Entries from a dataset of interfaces

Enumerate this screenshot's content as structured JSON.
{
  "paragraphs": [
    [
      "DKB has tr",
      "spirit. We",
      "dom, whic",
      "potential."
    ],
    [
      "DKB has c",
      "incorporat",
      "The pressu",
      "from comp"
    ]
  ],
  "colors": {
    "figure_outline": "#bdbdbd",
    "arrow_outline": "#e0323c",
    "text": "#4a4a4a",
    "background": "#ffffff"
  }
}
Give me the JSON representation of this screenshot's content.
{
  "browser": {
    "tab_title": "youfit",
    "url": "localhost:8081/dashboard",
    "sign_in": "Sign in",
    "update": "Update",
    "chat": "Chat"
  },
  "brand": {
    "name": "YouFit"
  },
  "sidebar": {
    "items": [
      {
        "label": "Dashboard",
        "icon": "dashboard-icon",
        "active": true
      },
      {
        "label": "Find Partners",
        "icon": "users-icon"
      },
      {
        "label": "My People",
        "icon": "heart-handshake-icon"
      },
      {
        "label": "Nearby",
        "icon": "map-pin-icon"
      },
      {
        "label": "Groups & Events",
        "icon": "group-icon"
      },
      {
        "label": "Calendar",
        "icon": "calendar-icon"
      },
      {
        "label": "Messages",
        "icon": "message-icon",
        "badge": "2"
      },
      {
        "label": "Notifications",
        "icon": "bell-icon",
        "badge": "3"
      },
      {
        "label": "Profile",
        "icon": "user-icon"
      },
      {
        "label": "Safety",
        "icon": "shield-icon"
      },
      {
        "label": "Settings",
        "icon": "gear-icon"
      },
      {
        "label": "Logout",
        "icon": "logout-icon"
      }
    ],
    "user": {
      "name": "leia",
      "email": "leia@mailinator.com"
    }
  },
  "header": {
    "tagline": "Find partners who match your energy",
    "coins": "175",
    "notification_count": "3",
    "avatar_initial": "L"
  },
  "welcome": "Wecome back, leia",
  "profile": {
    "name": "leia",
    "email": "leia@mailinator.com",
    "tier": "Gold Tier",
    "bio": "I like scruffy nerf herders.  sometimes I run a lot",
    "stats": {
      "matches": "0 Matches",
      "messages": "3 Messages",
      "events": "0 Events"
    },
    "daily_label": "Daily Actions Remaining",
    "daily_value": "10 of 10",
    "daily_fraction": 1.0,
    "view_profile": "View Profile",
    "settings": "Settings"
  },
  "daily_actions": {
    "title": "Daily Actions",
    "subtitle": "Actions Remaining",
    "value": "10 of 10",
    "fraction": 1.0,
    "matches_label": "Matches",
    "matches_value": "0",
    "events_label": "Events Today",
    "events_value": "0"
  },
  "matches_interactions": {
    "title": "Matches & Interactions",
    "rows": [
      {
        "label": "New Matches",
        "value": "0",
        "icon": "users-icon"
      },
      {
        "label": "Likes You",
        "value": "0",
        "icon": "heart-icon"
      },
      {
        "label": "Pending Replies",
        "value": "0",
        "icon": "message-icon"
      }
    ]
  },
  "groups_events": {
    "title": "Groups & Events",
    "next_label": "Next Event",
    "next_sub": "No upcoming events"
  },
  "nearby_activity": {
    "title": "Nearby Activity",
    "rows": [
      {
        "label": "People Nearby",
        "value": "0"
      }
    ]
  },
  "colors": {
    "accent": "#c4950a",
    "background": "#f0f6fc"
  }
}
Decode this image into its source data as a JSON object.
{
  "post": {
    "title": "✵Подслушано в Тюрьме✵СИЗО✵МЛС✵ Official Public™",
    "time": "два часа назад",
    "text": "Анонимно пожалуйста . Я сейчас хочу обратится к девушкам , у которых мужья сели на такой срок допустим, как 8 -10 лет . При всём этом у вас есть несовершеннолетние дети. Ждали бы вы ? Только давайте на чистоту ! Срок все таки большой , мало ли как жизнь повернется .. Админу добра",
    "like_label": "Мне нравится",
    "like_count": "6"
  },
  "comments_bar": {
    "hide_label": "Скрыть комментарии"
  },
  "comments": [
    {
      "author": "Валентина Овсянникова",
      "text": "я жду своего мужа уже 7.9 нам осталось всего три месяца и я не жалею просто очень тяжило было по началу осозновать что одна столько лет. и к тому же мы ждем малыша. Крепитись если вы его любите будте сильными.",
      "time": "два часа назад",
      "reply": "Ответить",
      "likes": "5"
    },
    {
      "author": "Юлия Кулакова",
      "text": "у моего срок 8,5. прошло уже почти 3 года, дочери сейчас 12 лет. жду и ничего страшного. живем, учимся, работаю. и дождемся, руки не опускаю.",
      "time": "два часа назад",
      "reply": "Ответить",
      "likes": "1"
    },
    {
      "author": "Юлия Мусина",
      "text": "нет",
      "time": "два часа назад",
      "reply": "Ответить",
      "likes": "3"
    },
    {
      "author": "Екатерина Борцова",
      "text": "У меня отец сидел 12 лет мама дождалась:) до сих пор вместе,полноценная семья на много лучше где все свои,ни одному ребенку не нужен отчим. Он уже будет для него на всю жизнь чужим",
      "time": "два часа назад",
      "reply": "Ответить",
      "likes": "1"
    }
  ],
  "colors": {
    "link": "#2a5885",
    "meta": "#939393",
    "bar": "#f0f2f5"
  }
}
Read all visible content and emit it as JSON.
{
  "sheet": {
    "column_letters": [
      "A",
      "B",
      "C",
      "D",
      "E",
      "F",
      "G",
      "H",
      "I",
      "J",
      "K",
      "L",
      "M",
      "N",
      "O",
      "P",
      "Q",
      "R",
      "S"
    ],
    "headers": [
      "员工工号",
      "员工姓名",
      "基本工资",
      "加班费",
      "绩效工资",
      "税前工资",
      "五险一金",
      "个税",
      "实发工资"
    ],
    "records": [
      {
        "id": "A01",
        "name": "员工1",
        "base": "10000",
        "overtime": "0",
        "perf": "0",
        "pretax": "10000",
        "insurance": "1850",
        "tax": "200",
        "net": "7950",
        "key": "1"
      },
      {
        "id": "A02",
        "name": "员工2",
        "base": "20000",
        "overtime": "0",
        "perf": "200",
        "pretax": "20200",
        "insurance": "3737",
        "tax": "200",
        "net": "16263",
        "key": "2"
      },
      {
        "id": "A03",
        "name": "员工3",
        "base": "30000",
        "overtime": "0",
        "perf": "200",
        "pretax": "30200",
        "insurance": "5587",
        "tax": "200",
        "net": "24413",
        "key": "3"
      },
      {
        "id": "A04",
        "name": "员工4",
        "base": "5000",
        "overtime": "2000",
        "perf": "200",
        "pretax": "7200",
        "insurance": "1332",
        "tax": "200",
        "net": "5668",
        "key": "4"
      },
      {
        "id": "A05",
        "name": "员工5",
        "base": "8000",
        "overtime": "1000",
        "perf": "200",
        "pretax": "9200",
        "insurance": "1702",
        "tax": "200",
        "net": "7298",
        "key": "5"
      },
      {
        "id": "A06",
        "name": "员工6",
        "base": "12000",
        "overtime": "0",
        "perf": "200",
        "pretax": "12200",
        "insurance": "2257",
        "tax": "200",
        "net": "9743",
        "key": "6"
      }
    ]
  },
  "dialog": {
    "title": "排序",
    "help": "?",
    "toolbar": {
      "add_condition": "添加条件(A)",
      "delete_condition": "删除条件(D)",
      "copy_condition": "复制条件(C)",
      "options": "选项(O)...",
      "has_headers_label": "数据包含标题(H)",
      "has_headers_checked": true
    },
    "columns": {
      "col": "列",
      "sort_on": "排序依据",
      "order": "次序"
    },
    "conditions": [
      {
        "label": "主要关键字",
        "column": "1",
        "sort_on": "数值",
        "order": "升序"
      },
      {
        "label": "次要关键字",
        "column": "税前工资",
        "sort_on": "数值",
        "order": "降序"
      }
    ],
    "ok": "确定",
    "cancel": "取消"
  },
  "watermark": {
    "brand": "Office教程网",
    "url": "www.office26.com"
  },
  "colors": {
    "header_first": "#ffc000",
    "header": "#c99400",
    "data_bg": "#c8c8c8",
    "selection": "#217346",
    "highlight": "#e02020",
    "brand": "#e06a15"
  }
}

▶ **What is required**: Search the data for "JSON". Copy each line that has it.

▶ **Task response**:
Enumerate this screenshot's content as structured JSON.
Give me the JSON representation of this screenshot's content.
Decode this image into its source data as a JSON object.
Read all visible content and emit it as JSON.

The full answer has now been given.